Creating Affordable Housing

Affordable housing should offer both middle- and low-income options.

Housing in Seattle has become too expensive. Too many people just cannot afford to live here. Houses cost too much and rents are sky high. Some of those who are lucky enough to own homes have seen their property taxes increasing to amounts that are not affordable. People are getting locked out and pushed out of Seattle.

We need to create more housing options in this city and also must stop the huge displacement of people that growth and increased prices are causing. I strongly believe that means both low income and middle class options. This problem will only grow as our population grows and scarce housing makes things much worse. While we need to do more as a City, we cannot come close to solving this problem without the private market and developers stepping up.

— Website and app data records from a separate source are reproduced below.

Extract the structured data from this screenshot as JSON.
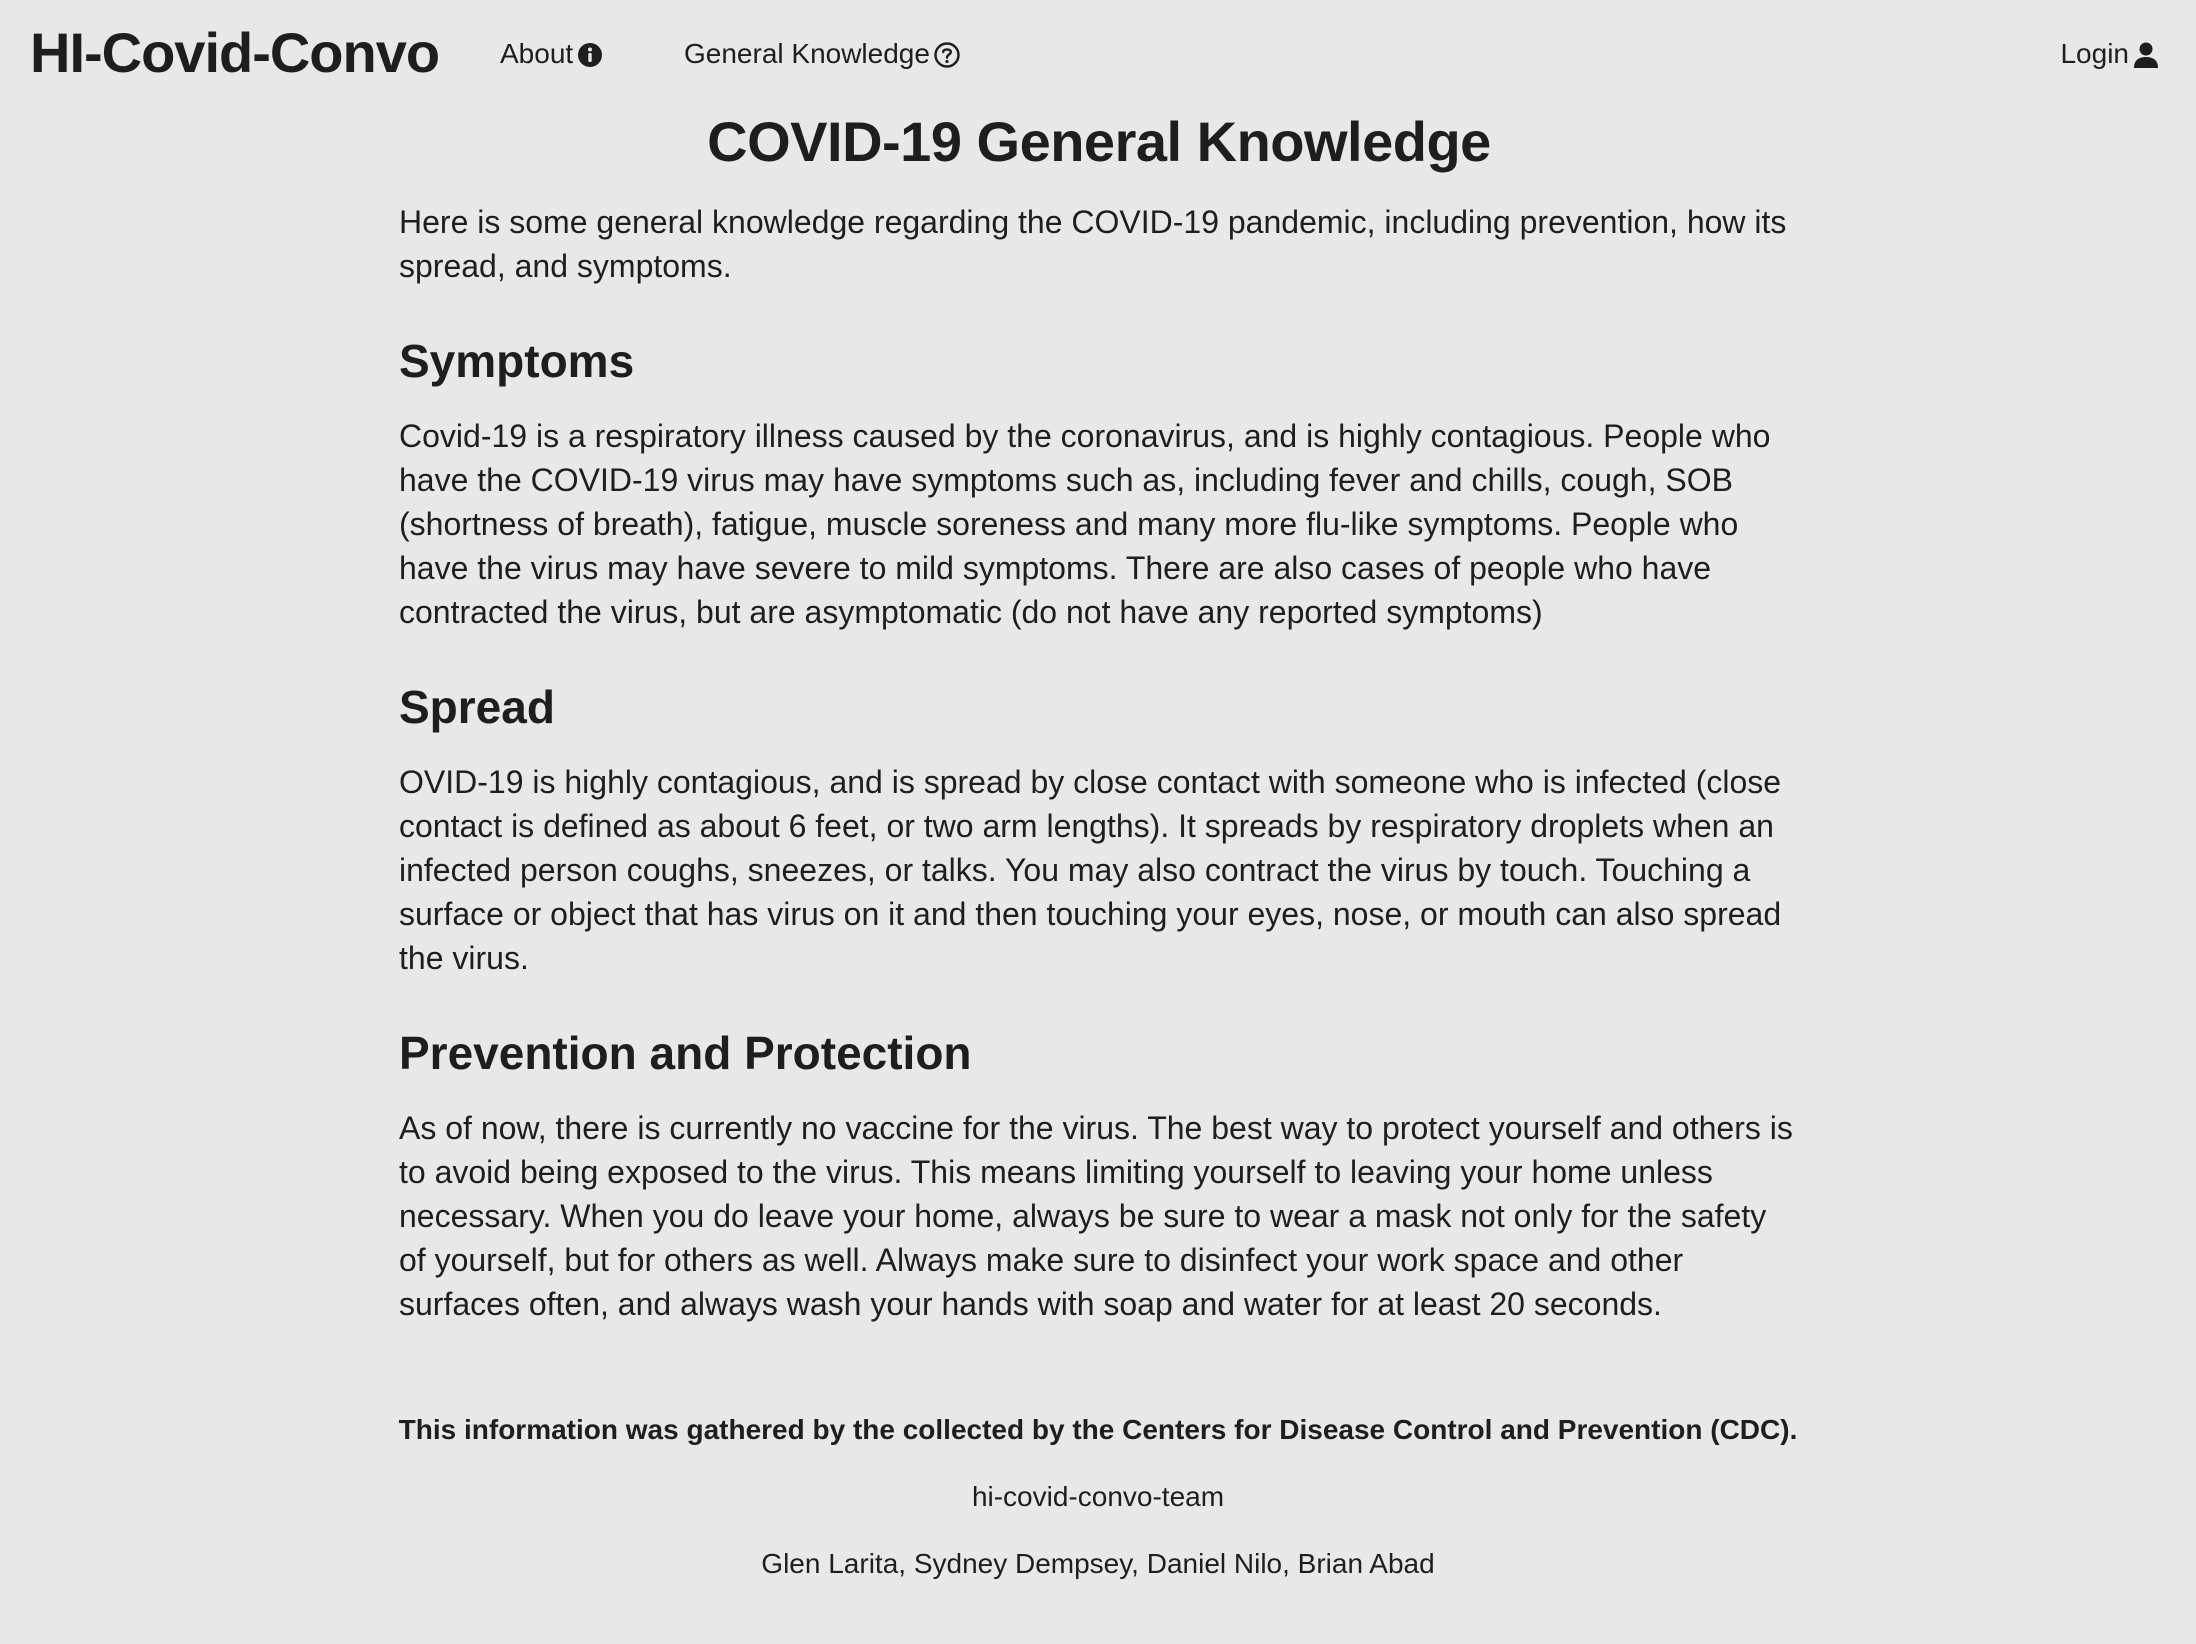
{
  "navbar": {
    "brand": "HI-Covid-Convo",
    "about_label": "About",
    "about_icon": "info-circle-icon",
    "general_label": "General Knowledge",
    "general_icon": "question-circle-icon",
    "login_label": "Login",
    "login_icon": "user-icon"
  },
  "main": {
    "title": "COVID-19 General Knowledge",
    "intro": "Here is some general knowledge regarding the COVID-19 pandemic, including prevention, how its spread, and symptoms.",
    "sections": [
      {
        "heading": "Symptoms",
        "body": "Covid-19 is a respiratory illness caused by the coronavirus, and is highly contagious. People who have the COVID-19 virus may have symptoms such as, including fever and chills, cough, SOB (shortness of breath), fatigue, muscle soreness and many more flu-like symptoms. People who have the virus may have severe to mild symptoms. There are also cases of people who have contracted the virus, but are asymptomatic (do not have any reported symptoms)"
      },
      {
        "heading": "Spread",
        "body": "OVID-19 is highly contagious, and is spread by close contact with someone who is infected (close contact is defined as about 6 feet, or two arm lengths). It spreads by respiratory droplets when an infected person coughs, sneezes, or talks. You may also contract the virus by touch. Touching a surface or object that has virus on it and then touching your eyes, nose, or mouth can also spread the virus."
      },
      {
        "heading": "Prevention and Protection",
        "body": "As of now, there is currently no vaccine for the virus. The best way to protect yourself and others is to avoid being exposed to the virus. This means limiting yourself to leaving your home unless necessary. When you do leave your home, always be sure to wear a mask not only for the safety of yourself, but for others as well. Always make sure to disinfect your work space and other surfaces often, and always wash your hands with soap and water for at least 20 seconds."
      }
    ]
  },
  "footer": {
    "credit": "This information was gathered by the collected by the Centers for Disease Control and Prevention (CDC).",
    "team": "hi-covid-convo-team",
    "members": "Glen Larita, Sydney Dempsey, Daniel Nilo, Brian Abad"
  },
  "colors": {
    "background": "#e8e8e8",
    "text": "#1e1e1e"
  }
}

The good news is we can use growth to help get more affordable housing. Seattle is one of the fastest growing cities in the nation and we have more new construction happening here than almost anywhere in the U.S. New requirements on developers will result in more affordable units and millions of dollars targeted for affordable housing options thanks to the diverse stakeholders (for-profit developers, non-profit affordable housing developers, social justice, labor, and businesses) who together forged the Seattle Housing Affordability and Livability Agenda (HALA). HALA provides our city with a blueprint for adding 20,000 new units of affordable housing over the next 10 years. Strong partnerships at the local, regional and state level will be critical to our success as will the participation of private housing developers.

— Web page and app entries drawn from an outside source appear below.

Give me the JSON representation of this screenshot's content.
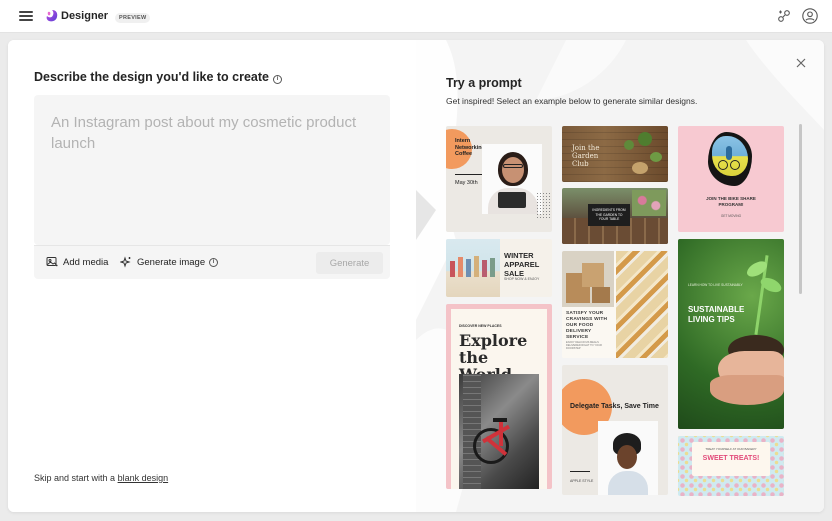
{
  "app": {
    "brand": "Designer",
    "badge": "PREVIEW"
  },
  "icons": {
    "menu": "hamburger-icon",
    "logo": "designer-logo",
    "share": "share-icon",
    "account": "account-icon",
    "close": "close-icon"
  },
  "describe": {
    "title": "Describe the design you'd like to create",
    "placeholder": "An Instagram post about my cosmetic product launch",
    "add_media": "Add media",
    "generate_image": "Generate image",
    "generate_button": "Generate",
    "skip_prefix": "Skip and start with a",
    "skip_link": "blank design"
  },
  "prompts": {
    "title": "Try a prompt",
    "subtitle": "Get inspired! Select an example below to generate similar designs.",
    "tiles": {
      "networking": {
        "title": "Intern Networking Coffee",
        "date": "May 30th"
      },
      "garden": {
        "title": "Join the Garden Club"
      },
      "bike": {
        "title": "JOIN THE BIKE SHARE PROGRAM!",
        "sub": "GET MOVING"
      },
      "restaurant": {
        "title": "INGREDIENTS FROM THE GARDEN TO YOUR TABLE"
      },
      "winter": {
        "title": "WINTER APPAREL SALE",
        "sub": "SHOP NOW & ENJOY"
      },
      "food": {
        "title": "SATISFY YOUR CRAVINGS WITH OUR FOOD DELIVERY SERVICE",
        "sub": "ENJOY DELICIOUS MEALS DELIVERED RIGHT TO YOUR DOORSTEP"
      },
      "sustainable": {
        "kicker": "LEARN HOW TO LIVE SUSTAINABLY",
        "title": "SUSTAINABLE LIVING TIPS"
      },
      "explore": {
        "kicker": "DISCOVER NEW PLACES",
        "title": "Explore the World"
      },
      "delegate": {
        "title": "Delegate Tasks, Save Time",
        "sub": "APPLE STYLE"
      },
      "sweet": {
        "kicker": "TREAT YOURSELF AT OUR BAKERY",
        "title": "SWEET TREATS!"
      }
    }
  },
  "colors": {
    "accent_orange": "#f29a5e",
    "bike_pink": "#f7c9d1",
    "sustainable_green": "#3f7d2e",
    "explore_pink": "#f4c3c8",
    "bike_red": "#d0323a"
  }
}
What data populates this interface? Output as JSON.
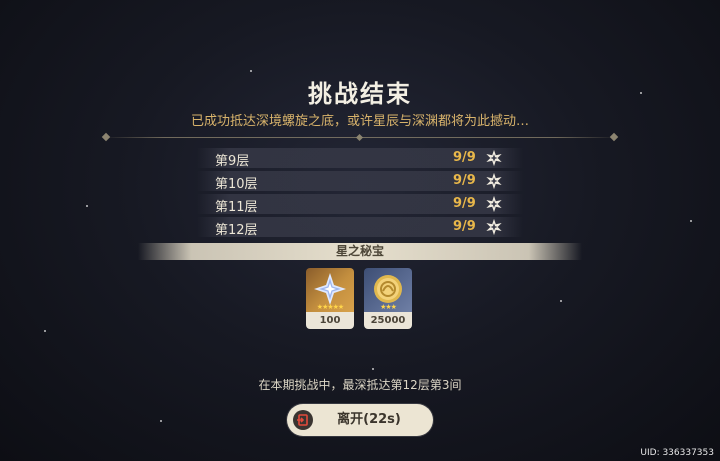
{
  "header": {
    "title": "挑战结束",
    "subtitle": "已成功抵达深境螺旋之底，或许星辰与深渊都将为此撼动…"
  },
  "floors": [
    {
      "name": "第9层",
      "score": "9/9"
    },
    {
      "name": "第10层",
      "score": "9/9"
    },
    {
      "name": "第11层",
      "score": "9/9"
    },
    {
      "name": "第12层",
      "score": "9/9"
    }
  ],
  "rewards_section": {
    "title": "星之秘宝",
    "items": [
      {
        "icon": "primogem-icon",
        "rarity": 5,
        "count": "100"
      },
      {
        "icon": "mora-coin-icon",
        "rarity": 3,
        "count": "25000"
      }
    ]
  },
  "status_text": "在本期挑战中，最深抵达第12层第3间",
  "leave_button": {
    "label": "离开(22s)",
    "icon": "exit-icon"
  },
  "uid": "UID: 336337353",
  "colors": {
    "accent_gold": "#e8b74a",
    "subtitle_gold": "#d8b36b",
    "button_bg": "#ece5d3"
  }
}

I support implementation of all the “highest impact recommendations” in the HALA report. As Mayor, I will aggressively pursue an affordable housing agenda that builds on HALA, but which makes sure we get the promised benefits and that we lessen impacts to neighborhoods:

1. Ensure effective implementation of the Mandatory Housing Affordability (MHA) requirement

The MHA is the cornerstone of HALA that will create 6,000 new units of affordable housing by requiring developers to either build affordable units into their designs or pay into a special fund that supports construction of lower-income units by city or non-profit agencies. As Mayor, I will make sure we use that money wisely. And while we may need to adjust impacts, I will fight any attempt to go backward.

2. Advocate for key property tax reforms 

I will explore ways to go to Olympia and reduce the property tax burden for older homeowners, lower income owners and landlords providing affordable housing.

3. Support transit-oriented development

We need to make sure that a mix of all housing, including affordable housing continues to be close to transit hubs and services. I support the HALA recommendations to ensure affordable housing is built downtown and in urban villages—especially in areas within walking distance to transit. I also want to explore the promise in ST 3 of planning for density around stations and transit corridors. This must include vibrant new neighborhoods, with small businesses and restaurants.

4. Diversify and expand housing options

We should always be looking at innovative ways to expand our housing options in the city. We need to explore more permitted mother-in-laws and accessory dwelling units. Housing options such as duplexes, townhouses, or courtyard communities can help grow a vibrant and robust community. I am interested in exploring ways to make these additional types of housing more feasible in our city.

We need to understand the impacts of these proposals, by listening to communities and neighborhoods. We need robust input and engagement. We also can get information from owners of current backyard cottages in the Seattle area as well as peer cities with similar programs, such as Portland, Oregon; Vancouver, British Columbia; and Los Angeles, California.

 — Jenny Durkan